A lifetime mortgage enables you to release a tax-free cash lump sum from the value of your home. You will continue to own your home completely and retain the right to live in it for the rest of your life.
You can choose to repay the interest each month or make no monthly payments and roll up the interest into the loan amount. The amount borrowed plus accrued interest is usually repaid from the proceeds of the sale of your property when you die or move permanently into long-term care.
- Take out a loan that is secured on your home, usually between 20 and 50 per cent. The older you are the higher percentage you will be eligible to borrow.
- Continue to own your own home, although you will have to pay back the mortgage on it;
- Repay the mortgage from the proceeds of the sale of your home when you die, or if you move out of it (perhaps into a care home).
The majority of Lifetime Mortgages also come with a ‘no negative equity’ guarantee. This means that if you live longer than expected, or even if house prices go down, the amount owed will never exceed the open market value of your home when it comes to be sold.
Home reversion plans
A home reversion plan involves selling part or all of your home to a home reversion provider. You receive the sale proceeds as cash, which can be paid as regular instalments or as a single lump sum.
On any home reversion plan that is recommended, you retain the right to stay in your property rent-free for the rest of your life. You will receive less than the full market value of your home, because the buyer cannot re-sell the property until you die or move permanently into long-term care.
- Sell all or part of your home to a reversion company;
- No longer own your own home, but continue to live there as a tenant of the reversion company;
- The home is sold when you die, or if you move out of it (perhaps into a care home).
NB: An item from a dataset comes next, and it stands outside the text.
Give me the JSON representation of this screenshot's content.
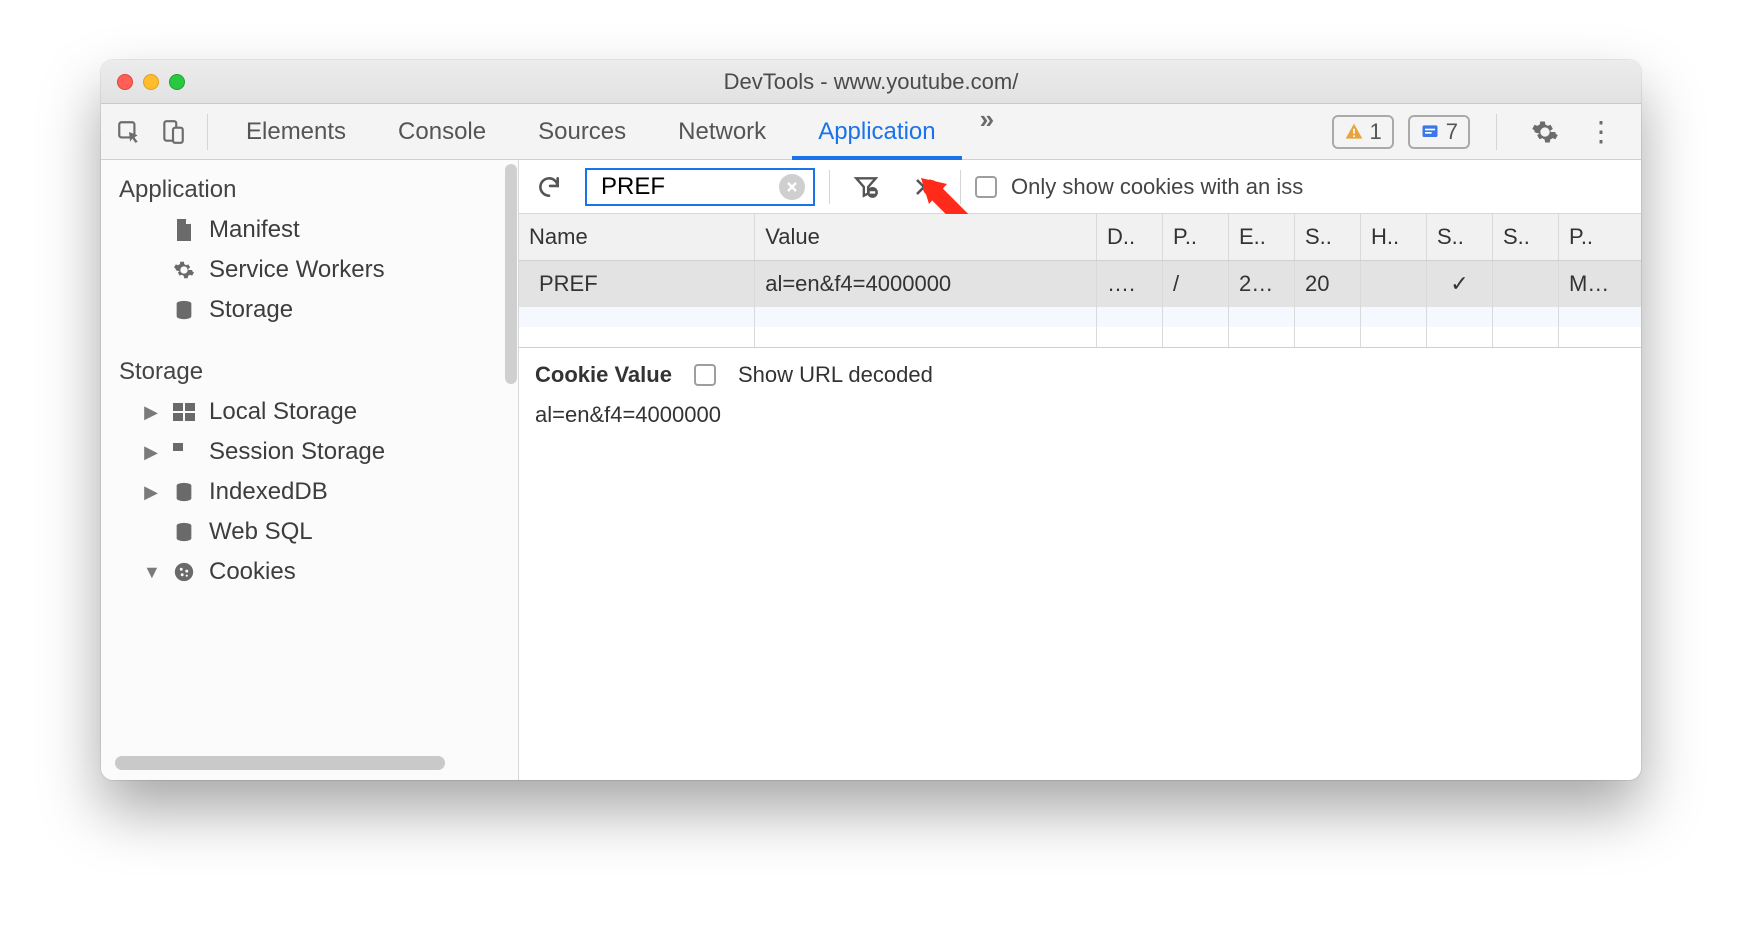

A Home Reversion plan is a sale and not a loan; therefore, there is no interest to pay. Instead, the Home Reversion provider will pay less for the relevant proportion of your home than it would be worth on the open market. Typically, you will receive between 35% and 60% of its market value depending on your age. So, for instance, if you sold 50% of a £200,000 property you could receive between £35,000 and £60,000 rather than £100,000.